By: John Donne (1572-1631)
In John Donne’s day, a satire was such a poem as a satyr might compose. Satyrs were rough, savage creatures in Greek mythology, human to the waist but goat from there down. That is the reason that Donne’s style in these poems exceeds his normal difficulty in syntax, vocabulary, thought, and meter. His age enjoyed untangling such puzzles, and some poets cultivated obscurity as an art, called asprezza. Wordplay like “while bellows pant below” , where the same syllables, stressed differently, produce two different words almost side by side, entertained them.
An acoustical analogue to obscurity, Donne’s rhymes are often deliberately lame, while his rhythms nearly defy scansion and yet refuse to become mere prose. By keeping the drum beat just barely audible, he makes us feel that we are stumbling, out of step—neither marching nor merely walking.
Why was this abuse of the reader enjoyable? Perhaps for the same reason that grafitti appeals to some people. At first glance Donne appears lax, but in fact he is naughty; not undisciplined but rebellious; he does not fail to abide by the rules but rather gives the impression of breaking them.
The poem appears to be incomplete, its “First Song” having no counterpart, no “Second Song.” Similarly its promise to end by identifying what celebrity the soul in question now inhabits is never fulfilled. On the contrary, the poem’s initial epic pretentions founder at the second generation of mankind rather than tracing human history from the Garden of Eden to modern England, as was proposed. In view of the author’s mock-heroic tone, however, the poem’s apparent incompletion may be part of the satire, so it does no harm to suppose it as complete as necessary to accomplish its purpose.
What it accomplishes is to demonstrate, by means of the Pythagorean doctrine of the transmigration of souls, the depravity of the object of the satire . According to this doctrine, also called metempsychosis, the various guises that a soul takes in its travels are rewards or punishments for its conduct in each of its incarnations. It is debatable whether this process always leads to purification. In this poem it appears rather to be simple unfolding, dilation, the full realization of the soul’s potential.
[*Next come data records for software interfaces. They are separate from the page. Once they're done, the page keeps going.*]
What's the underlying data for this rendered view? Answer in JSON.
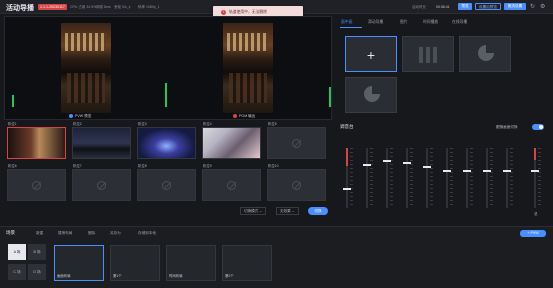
{
  "app": {
    "title": "活动导播",
    "tag": "1.1.1-20230117",
    "stats": [
      "CPU 占用 34.5%",
      "网络 8ms",
      "丢帧 0/s_s",
      "码率 1080p_1"
    ],
    "clock": "00:36:41",
    "clock_label": "活动时长 ",
    "buttons": [
      "预览",
      "设置后预览",
      "推流设置"
    ]
  },
  "toast": {
    "text": "轨道使用中，无法删除"
  },
  "preview": {
    "pvw_label": "PVW 预览",
    "pgm_label": "PGM 输出"
  },
  "sources": [
    {
      "label": "机位1"
    },
    {
      "label": "机位2"
    },
    {
      "label": "机位3"
    },
    {
      "label": "机位4"
    },
    {
      "label": "机位5"
    },
    {
      "label": "机位6"
    },
    {
      "label": "机位7"
    },
    {
      "label": "机位8"
    }
  ],
  "source_empty": [
    "机位9",
    "机位10",
    "机位11",
    "机位12",
    "机位13"
  ],
  "transition": {
    "mode": "切换模式",
    "effect": "无效果",
    "cut_label": "切换"
  },
  "tabs": [
    "画中画",
    "滑动导播",
    "图片",
    "时间播放",
    "在线导播"
  ],
  "mixer": {
    "title": "调音台",
    "follow_label": "跟随画面切换",
    "master_label": "总"
  },
  "layout": {
    "title": "场景",
    "toolbar": [
      "新建",
      "替换布局",
      "删除",
      "另存为",
      "存储到本地"
    ],
    "ab": [
      "A 场",
      "B 场",
      "C 场",
      "D 场"
    ],
    "cards": [
      "画面布局",
      "第1个",
      "时间布局",
      "第2个"
    ],
    "add_label": "+ PVW",
    "card_badge": "无信号"
  },
  "colors": {
    "accent": "#4a8eff",
    "danger": "#d64545",
    "signal": "#22c55e"
  }
}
This soul has an appalling capacity for evil, beginning ominously as the fruit of the Tree of Knowledge and never rising higher than the moral neutrality of a fish.
The style of the poem reflects the theme of shape-changing, for Donne loves to employ words’ multiple senses in close proximity:
. . . Make my darke heavy Poëm light, and light . . . [not dark + not heavy]
. . . to heare / Whose story, with long patience you will long . . . [adjective + verb]
. . . Her, her fates threw . . . [object of verb + possessive]
. . . Her sinne had now brought in infirmities . . . [verbal particle + prefix]
. . . Ill steward of himself, himselfe in three yeares ends. . . . [object of preposition + object of verb]
. . . Yet them all these unkinde kinds feed upon . . . [adjective + noun]
Such wordplay is common in Donne’s satires, but in a poem chronicling the exploits of fishes, a sparrow, a wolf, and a mouse—all being the same individual in different forms—it seems especially appropriate. - Summary by Thomas Copeland